> AIM OF THE TASK
Copy out, from the entries below, each line holding the string "Open".

> SUPPLIED RECORDS
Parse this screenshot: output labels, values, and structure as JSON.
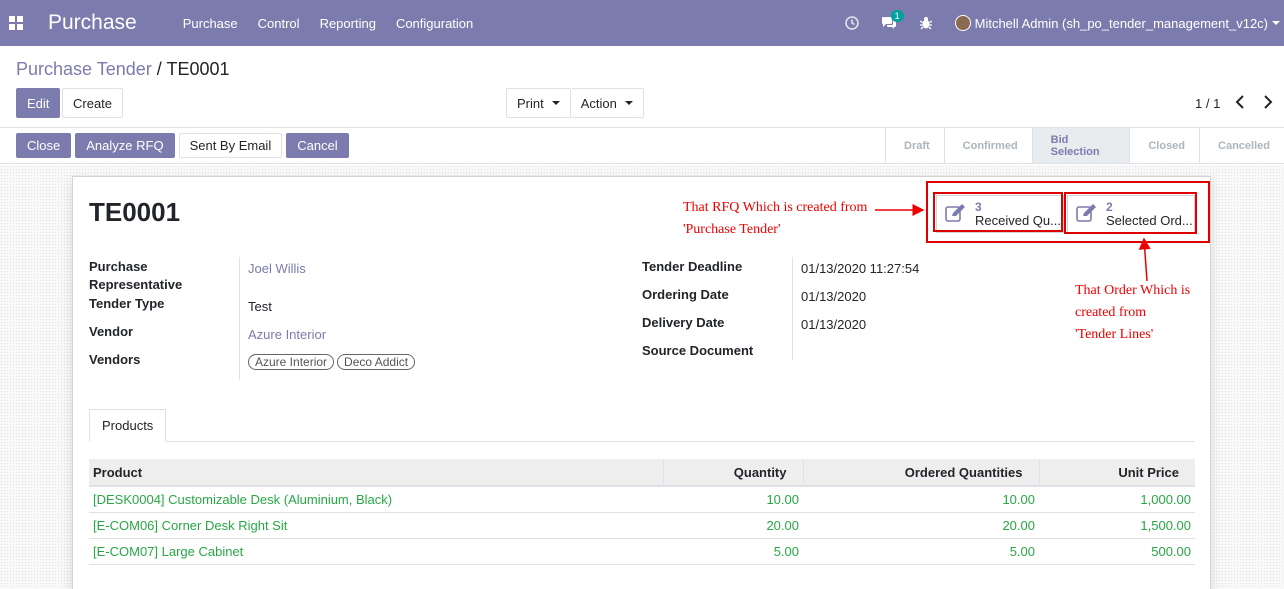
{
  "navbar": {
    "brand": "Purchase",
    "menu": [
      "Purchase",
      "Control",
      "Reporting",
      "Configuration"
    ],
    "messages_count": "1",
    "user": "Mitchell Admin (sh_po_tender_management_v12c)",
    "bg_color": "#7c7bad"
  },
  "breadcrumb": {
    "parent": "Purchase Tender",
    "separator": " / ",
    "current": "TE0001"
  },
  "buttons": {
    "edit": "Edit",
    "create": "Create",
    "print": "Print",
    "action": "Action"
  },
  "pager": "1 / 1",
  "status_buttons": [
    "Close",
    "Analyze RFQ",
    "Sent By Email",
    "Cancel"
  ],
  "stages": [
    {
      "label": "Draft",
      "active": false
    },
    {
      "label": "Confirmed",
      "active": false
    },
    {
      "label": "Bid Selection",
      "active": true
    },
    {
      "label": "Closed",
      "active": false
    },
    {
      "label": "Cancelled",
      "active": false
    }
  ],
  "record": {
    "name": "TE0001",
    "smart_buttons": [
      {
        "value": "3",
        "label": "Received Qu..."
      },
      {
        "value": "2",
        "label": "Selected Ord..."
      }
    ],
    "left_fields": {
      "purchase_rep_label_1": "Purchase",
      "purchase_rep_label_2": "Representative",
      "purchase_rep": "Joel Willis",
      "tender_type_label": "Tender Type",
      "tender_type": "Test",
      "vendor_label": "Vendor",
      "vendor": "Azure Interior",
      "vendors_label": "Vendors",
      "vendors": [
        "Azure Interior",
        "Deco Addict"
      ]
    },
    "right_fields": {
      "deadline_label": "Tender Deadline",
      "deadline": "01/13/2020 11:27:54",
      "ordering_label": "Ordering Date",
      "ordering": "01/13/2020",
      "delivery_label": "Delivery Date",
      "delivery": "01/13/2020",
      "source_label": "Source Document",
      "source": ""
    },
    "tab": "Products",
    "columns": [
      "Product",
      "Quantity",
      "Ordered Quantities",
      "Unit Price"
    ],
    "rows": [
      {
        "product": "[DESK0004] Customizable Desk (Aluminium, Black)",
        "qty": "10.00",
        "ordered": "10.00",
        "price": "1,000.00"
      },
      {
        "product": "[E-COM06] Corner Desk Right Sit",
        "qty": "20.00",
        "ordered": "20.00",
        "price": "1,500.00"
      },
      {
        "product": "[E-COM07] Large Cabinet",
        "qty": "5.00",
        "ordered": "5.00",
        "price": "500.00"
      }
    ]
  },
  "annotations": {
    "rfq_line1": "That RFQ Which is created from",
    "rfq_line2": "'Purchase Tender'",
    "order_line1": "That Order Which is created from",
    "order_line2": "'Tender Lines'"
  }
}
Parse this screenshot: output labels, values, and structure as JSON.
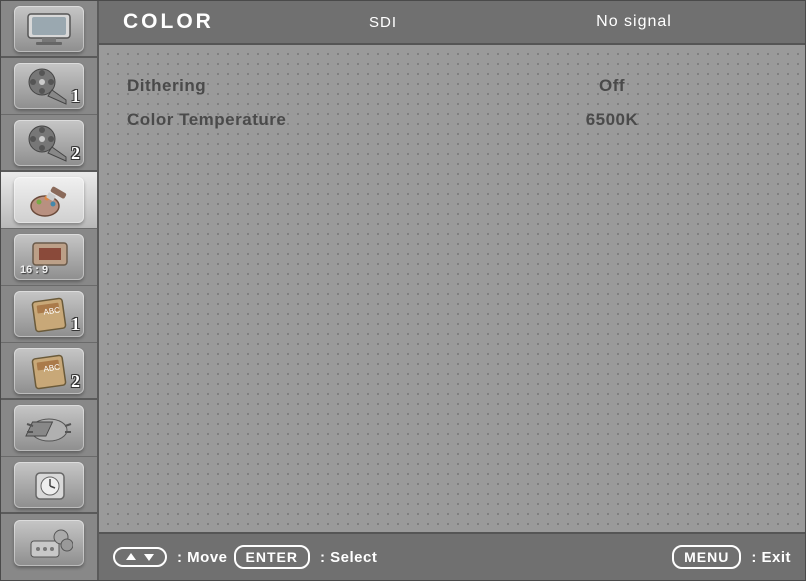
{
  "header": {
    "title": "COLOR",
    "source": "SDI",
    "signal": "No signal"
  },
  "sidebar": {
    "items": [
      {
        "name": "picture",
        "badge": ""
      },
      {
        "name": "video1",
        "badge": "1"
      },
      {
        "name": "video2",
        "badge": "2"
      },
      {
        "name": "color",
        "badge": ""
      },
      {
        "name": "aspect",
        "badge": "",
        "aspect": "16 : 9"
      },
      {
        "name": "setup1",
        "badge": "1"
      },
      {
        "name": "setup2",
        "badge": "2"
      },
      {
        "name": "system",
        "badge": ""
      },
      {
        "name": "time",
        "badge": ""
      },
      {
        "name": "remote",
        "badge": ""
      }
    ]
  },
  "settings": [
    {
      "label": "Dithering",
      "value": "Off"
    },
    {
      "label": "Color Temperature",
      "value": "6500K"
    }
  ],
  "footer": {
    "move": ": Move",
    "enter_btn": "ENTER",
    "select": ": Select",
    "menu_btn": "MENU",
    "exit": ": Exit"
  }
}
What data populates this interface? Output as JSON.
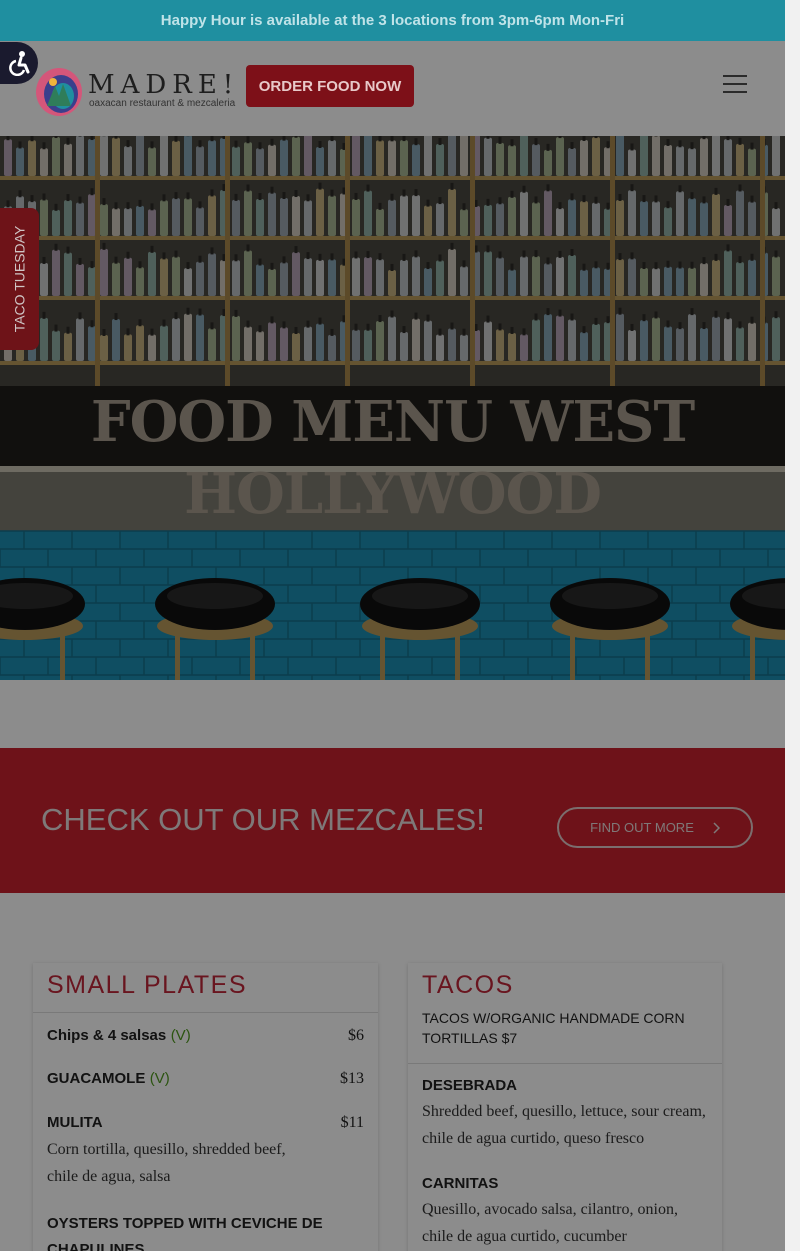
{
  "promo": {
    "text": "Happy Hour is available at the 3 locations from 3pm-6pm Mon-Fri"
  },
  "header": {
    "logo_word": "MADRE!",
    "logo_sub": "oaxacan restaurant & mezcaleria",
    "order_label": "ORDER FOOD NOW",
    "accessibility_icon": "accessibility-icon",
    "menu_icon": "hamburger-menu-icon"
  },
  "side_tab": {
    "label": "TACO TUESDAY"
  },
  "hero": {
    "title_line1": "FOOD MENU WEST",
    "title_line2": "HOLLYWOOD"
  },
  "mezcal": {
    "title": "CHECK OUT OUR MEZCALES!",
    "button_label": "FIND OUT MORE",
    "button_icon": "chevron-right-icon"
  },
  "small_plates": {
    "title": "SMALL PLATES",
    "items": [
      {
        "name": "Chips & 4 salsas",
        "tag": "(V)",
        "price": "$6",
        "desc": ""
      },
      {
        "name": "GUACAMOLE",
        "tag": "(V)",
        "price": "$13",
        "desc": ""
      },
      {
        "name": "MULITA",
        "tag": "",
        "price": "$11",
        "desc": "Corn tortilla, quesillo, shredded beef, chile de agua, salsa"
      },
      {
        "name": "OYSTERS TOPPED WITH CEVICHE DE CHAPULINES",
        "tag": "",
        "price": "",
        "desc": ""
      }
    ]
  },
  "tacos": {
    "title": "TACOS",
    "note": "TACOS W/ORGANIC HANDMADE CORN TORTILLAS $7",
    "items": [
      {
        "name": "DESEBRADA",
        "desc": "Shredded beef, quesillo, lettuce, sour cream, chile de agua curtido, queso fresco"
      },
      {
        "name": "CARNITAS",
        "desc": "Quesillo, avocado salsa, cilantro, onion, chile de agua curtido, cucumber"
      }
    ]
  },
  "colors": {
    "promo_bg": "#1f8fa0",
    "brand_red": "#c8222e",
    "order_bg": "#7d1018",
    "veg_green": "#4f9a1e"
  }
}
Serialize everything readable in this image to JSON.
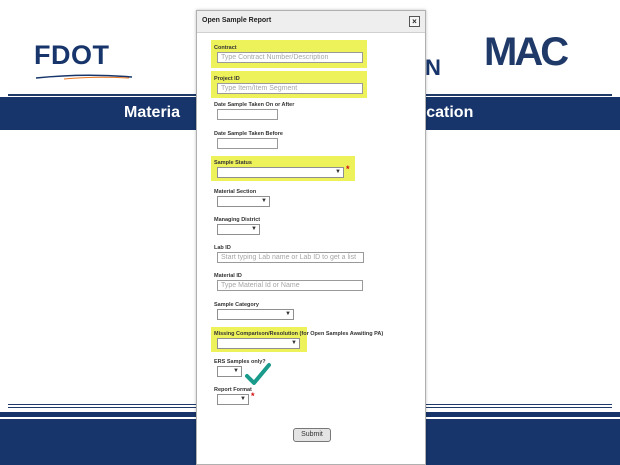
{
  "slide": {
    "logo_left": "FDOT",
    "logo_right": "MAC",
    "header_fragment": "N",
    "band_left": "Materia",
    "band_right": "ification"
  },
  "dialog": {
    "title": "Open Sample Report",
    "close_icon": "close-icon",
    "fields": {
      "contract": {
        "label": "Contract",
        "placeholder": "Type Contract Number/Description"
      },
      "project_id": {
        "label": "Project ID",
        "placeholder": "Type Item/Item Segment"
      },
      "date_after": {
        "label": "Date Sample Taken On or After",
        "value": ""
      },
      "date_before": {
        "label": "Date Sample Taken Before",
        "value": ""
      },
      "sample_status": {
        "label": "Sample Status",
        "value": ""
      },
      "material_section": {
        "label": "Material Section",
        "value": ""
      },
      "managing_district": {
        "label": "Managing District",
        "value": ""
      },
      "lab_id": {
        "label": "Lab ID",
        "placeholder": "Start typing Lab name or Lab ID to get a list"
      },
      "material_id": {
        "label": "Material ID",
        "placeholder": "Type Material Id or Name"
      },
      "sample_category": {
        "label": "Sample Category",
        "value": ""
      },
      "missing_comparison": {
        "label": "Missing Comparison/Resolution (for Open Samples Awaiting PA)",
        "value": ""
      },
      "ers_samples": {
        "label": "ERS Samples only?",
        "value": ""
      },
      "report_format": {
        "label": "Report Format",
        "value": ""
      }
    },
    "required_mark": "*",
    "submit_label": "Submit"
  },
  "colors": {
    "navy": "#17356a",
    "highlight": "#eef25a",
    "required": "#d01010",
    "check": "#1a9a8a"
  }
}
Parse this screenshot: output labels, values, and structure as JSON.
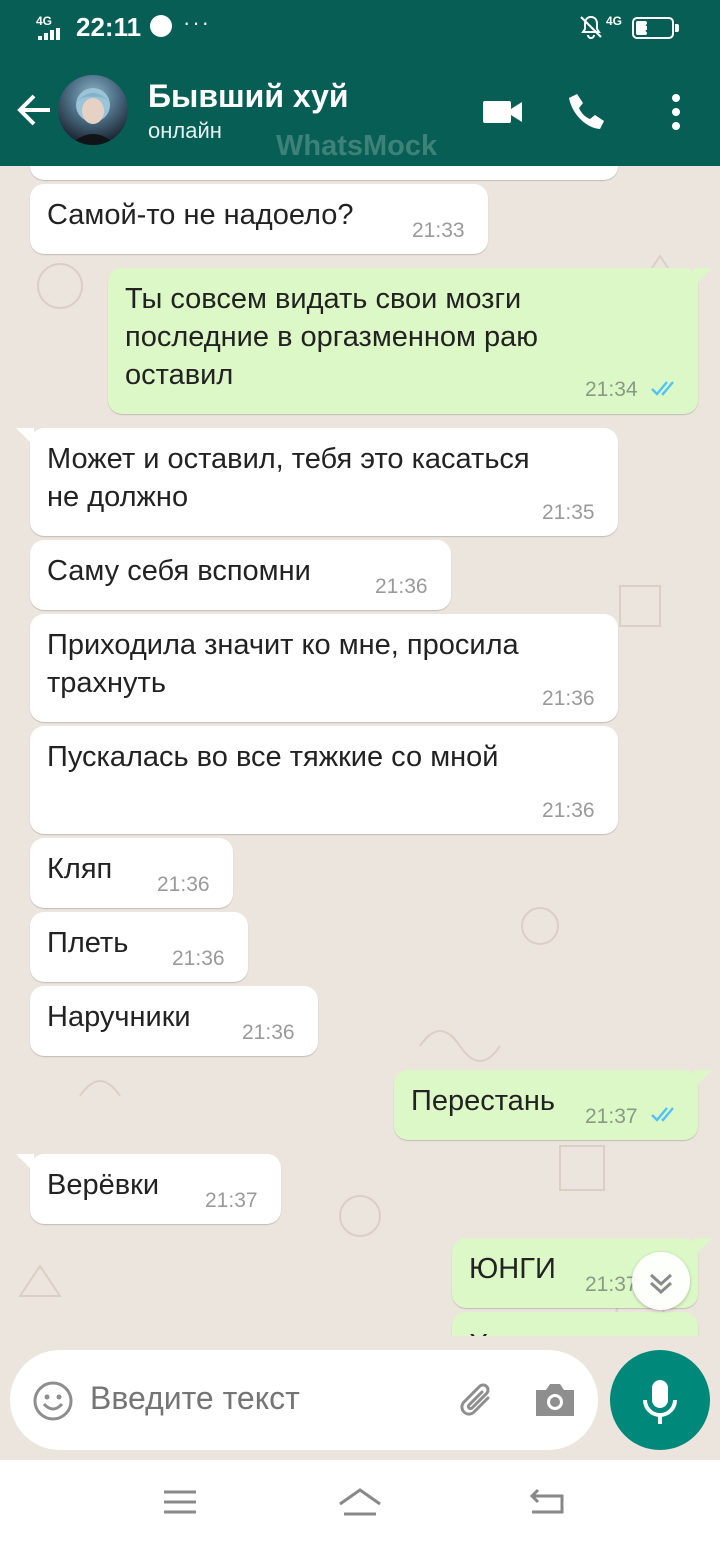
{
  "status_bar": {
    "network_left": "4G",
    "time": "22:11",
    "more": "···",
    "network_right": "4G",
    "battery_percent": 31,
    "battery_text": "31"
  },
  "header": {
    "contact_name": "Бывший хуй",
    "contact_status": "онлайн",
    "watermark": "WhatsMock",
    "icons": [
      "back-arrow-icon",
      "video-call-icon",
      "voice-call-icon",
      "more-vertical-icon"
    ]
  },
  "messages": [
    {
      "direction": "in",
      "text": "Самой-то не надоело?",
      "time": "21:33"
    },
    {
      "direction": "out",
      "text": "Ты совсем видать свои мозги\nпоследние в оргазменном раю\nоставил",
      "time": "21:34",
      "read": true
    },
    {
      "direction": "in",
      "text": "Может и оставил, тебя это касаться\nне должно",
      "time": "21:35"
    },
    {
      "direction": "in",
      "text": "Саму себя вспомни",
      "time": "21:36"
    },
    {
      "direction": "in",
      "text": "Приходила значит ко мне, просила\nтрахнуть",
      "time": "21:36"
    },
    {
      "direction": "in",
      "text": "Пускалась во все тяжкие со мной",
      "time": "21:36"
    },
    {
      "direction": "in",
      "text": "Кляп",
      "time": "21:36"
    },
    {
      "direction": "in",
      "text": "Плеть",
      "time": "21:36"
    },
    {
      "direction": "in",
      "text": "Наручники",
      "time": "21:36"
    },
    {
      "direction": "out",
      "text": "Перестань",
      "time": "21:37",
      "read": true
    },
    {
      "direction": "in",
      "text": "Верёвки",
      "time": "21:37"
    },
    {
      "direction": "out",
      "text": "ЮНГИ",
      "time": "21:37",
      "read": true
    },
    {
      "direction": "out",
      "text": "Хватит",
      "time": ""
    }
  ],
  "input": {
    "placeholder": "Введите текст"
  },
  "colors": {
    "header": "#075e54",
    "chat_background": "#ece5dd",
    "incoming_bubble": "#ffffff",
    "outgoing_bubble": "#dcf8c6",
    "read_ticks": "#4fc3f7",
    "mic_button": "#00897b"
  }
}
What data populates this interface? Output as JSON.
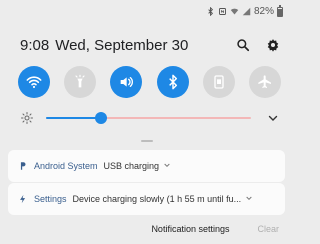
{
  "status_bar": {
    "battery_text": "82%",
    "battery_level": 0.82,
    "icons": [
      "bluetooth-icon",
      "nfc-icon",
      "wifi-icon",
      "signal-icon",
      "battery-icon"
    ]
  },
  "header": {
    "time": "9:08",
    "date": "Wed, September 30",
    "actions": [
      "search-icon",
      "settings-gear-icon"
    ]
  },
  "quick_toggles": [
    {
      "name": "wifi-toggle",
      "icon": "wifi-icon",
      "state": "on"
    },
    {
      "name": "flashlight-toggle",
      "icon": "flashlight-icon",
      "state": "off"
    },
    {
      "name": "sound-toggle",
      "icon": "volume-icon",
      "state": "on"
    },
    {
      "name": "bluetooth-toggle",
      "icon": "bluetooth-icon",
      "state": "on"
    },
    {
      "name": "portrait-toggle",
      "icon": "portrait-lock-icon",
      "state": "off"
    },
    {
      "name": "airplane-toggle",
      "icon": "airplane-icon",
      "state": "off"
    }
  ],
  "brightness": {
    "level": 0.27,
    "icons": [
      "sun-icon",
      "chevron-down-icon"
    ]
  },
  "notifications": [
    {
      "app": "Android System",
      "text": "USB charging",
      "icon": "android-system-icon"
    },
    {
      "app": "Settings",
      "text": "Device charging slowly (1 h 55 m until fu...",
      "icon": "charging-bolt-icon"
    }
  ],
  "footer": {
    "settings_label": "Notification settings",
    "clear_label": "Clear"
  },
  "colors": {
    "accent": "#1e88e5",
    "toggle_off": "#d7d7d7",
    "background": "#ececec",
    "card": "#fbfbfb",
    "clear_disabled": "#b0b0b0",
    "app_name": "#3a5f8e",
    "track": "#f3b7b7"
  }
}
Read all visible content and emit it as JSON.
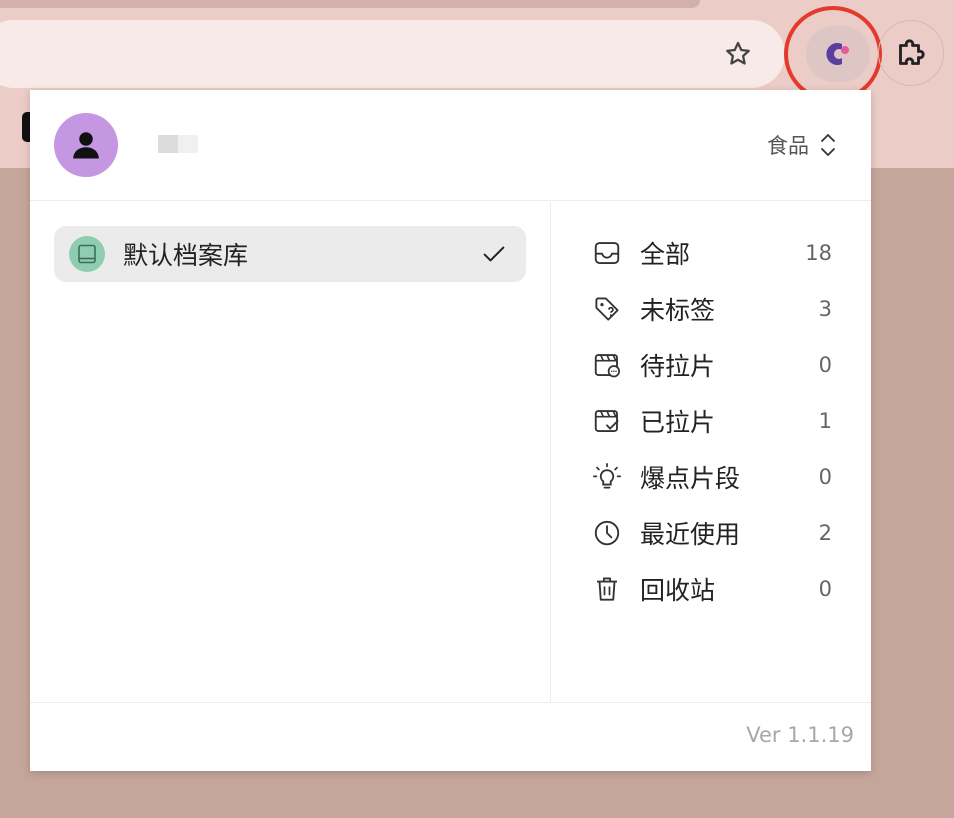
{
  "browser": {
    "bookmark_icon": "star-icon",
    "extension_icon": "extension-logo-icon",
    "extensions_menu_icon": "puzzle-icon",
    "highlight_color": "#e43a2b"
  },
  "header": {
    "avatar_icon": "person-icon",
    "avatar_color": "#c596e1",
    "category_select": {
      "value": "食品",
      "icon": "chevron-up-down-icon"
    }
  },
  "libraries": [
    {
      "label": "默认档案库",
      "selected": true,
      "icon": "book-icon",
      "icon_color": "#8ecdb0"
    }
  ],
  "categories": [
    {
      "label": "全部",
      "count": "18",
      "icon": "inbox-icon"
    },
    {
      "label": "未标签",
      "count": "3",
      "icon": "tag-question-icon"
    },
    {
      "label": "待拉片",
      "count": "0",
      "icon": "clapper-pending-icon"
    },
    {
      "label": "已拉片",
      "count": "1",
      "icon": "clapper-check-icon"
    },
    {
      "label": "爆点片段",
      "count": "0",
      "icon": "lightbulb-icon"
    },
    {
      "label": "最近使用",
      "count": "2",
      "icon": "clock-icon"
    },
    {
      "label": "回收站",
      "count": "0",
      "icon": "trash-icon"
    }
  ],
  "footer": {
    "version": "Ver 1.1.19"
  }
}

> ANSWER TO THIS TASK
    "title": "Open Sample Report",
        "label": "Missing Comparison/Resolution (for Open Samples Awaiting PA)",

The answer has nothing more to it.